In order to complete a robust, valid research project, it is vital to implement a fitting methodological vision that will reflect the study’s aims and objectives. Evidently, the contemporary practice of academic research possesses numerous tools that help to address profound topics with due levels of detail and credibility. At the same time, within this vast variety, the key dichotomy is generally observed between qualitative and quantitative methods of research. Each of these types encompasses a particular aspect of academic studies, representing the diversity of challenges faced by modern researchers (Jack and Raturi, 2006). These differences are embedded in the specific tools and formats implemented by the two key methods.
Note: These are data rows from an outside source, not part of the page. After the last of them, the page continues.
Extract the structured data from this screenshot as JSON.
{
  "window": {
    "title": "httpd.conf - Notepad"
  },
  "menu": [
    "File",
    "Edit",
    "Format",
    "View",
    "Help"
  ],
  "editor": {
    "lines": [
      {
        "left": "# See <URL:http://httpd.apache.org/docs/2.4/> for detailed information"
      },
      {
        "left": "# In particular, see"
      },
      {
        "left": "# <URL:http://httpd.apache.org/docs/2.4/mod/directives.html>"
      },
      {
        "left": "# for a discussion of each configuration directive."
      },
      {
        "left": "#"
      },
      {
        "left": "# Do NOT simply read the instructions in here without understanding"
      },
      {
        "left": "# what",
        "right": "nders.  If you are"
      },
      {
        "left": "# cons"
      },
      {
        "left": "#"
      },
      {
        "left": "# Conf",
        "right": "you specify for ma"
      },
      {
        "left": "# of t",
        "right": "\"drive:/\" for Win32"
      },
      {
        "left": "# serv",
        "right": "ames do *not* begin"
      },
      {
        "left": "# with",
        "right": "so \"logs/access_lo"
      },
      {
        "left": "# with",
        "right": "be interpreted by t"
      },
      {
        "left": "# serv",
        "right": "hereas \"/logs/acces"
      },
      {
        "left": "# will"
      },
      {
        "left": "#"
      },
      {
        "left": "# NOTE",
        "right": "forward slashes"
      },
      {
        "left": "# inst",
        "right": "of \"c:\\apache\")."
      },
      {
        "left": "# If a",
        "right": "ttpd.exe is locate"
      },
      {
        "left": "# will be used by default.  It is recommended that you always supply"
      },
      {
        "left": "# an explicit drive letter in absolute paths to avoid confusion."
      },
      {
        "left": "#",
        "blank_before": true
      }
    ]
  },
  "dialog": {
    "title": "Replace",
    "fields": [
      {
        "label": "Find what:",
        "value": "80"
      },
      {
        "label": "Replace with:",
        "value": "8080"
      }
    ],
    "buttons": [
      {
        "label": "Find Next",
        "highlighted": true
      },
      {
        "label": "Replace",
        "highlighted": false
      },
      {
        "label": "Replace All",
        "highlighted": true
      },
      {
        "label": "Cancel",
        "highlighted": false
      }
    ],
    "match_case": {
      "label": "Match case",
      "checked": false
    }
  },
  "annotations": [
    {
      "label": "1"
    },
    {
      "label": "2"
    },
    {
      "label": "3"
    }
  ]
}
On the one hand, qualitative research operates with narratives and facts, synthesizing broad arrays of knowledges into a uniform framework. In other words, it serves to distinguish and formulate causes, effects, and trends of various phenomena. On the other hand, quantitative research works with numerical data in the form of numbers, ratios, coefficients, and percentages. Its purpose is to describe specific relations in a quantifiable format.
The differences in methodology types that are outlined above account for the distribution of their application scopes. Although the body of academic knowledge has seen mixed-method studies where both types work toward a single aim, they do not intersect on the level of particular objectives (Emerald Publishing, 2019). This explains the strengths that are associated with either qualitative or quantitative methodologies. The first type addresses tendencies and facts in a narrative form (Adams, Khan, and Raeside, 2015). It concerns perceptions, opinions, impressions, and theories in a broader format (O’Gorman and MacIntosh, 2015). While it may appear that qualitative research is simpler due to the lack of a specific numerical outcome that can be miscalculated, such an assumption would be false. This type operates with notions and hypotheses that need to be evaluated and synthesized on an in-depth level. It works best with new phenomena that lack an established theoretical framework.
Thus, the key strength of qualitative research is that it consolidates scarce data and helps to explain emerging trends. For example, such methods are actively used to describe the challenges and perspectives of business in the age of Industry 4.0. Digital transformation on its own is new to modern industries. Therefore, prior to measuring specific effects on performance, retention, and other variables, it is necessary to acquire a fundamental understanding of how various business processes interact with the new phenomenon.
In turn, quantitative research conveys solid numerical findings that add a certain tangible dimension to the discussion. This approach is largely mathematical, which is why it actively utilizes statistical analysis and other tools of similar nature to substantiate the data with graphs and ratios (O’Gorman and MacIntosh, 2015). If qualitative research is what creates a theoretical framework that embodies a phenomenon is academic terms, quantitative methods solidify the knowledge by adding numbers (Amolo, Migori, and Ramraj, 2018). In a way, quantitative studies become a logical continuation of the previous qualitative research. As identified prior, a new trend needs to have an evidence-based theoretical framework for subsequent discussion. For example, the process begins with a qualitative study that uses case studies and interviews to confirm that corporate social responsibility is positively correlated with employee retention.
Next, based on this theoretical framework, a quantitative study becomes possible and reveals that strong corporate social responsibility level lowers the employee turnover intention by 35%, on average. This example illustrates how both models of research contribute to a full examination of a particular phenomenon. While both of them have their strength, neither is capable of encompassing a complex phenomenon in its entirety. They complement each other to create true academic knowledge.
Adams, J., Khan, H.T.A. and Raeside, R. (2014) Research methods for business and social science students. 2nd ed. Sage, New Delhi.
O’Gorman, K. and MacIntosh, R. (2015) Research methods for business & management. A guide to writing your dissertation. 2nd ed. Goodfellow Publishers Ltd, Oxford.
Amolo, J., Migori, S. & Ramraj, A.B. (2018) The debatable paradigm of mixed methods. European Conference on Research Methodology for Business and Management Studies, Kidmore End, July 2018.
Jack, E.P. & Raturi, A.S. (2006) Lessons learned from methodological triangulation in management research. Management Research News, 29(6), pp. 345-357.
Emerald Publishing (2019) How to use mixed methods research? Web.